Kitchener – Frontline staff at Family and Children’s Services of Waterloo Region are calling on the Minister of Children and Youth Services (MCYS) “to fix and fund” a provincial computer network that is taking direct service hours away from children and families.
“The child protection sector has a history of workload and funding issues which affect our ability to work with kids and families,” said Steven Dick, President of Local 258 of the Ontario Public Service Employees Union (OPSEU). “The Child Protection Information Network, CPIN, is just another example that has brought more difficulties in terms of hours.
“With the new system it takes a lot longer to do our paperwork,” Dick said. “Something that used to take five minutes now takes 15 to 20 minutes, and it adds up. We’re spending more time on administrative stuff and less on direct service to children and families that need our support.
“We support a province-wide network for sharing information about families,” he added. “On National Child Day, we’re calling on Minister Michael Coteau to provide proper funding and fix CPIN so vulnerable children aren’t short-changed.”
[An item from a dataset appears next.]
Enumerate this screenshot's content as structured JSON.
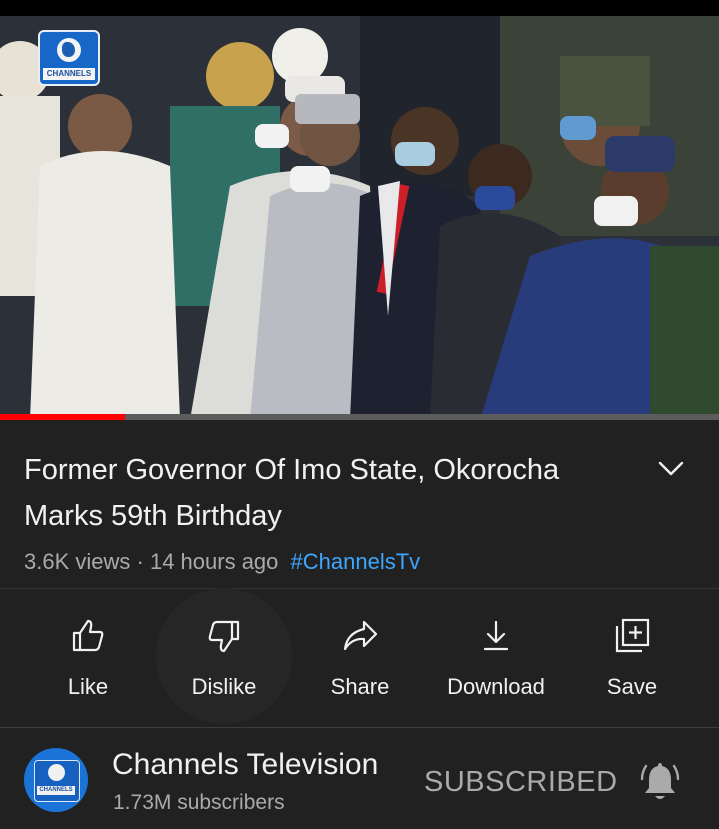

Family and Children’s Services of Waterloo Region now has a budget deficit of $2.3 million, nearly $2 million of which is related to CPIN. Agencies across the province face similar problems: originally budgeted to cost $122 million, CPIN has cost $200 million already. Only 20 of 48 children’s aid societies in the province have gone live with the system.
OPSEU President Warren (Smokey) Thomas warned Minister Coteau not to view the problems with CPIN as mere technical issues.
“What is happening with CPIN is what we have seen with Ontario’s Social Assistance Management System (SAMS) and the federal government’s Phoenix payroll system,” he said. “Computer problems like this are hugely problematic, not only because private contractors come with cost overruns, but because the systems they deliver undermine the very service they were set up to improve.
“I urge minister Coteau to take CPIN very seriously,” he said. “As with everything involving child protection, the stakes are high.”
For more information: Steven Dick, 519-502-8136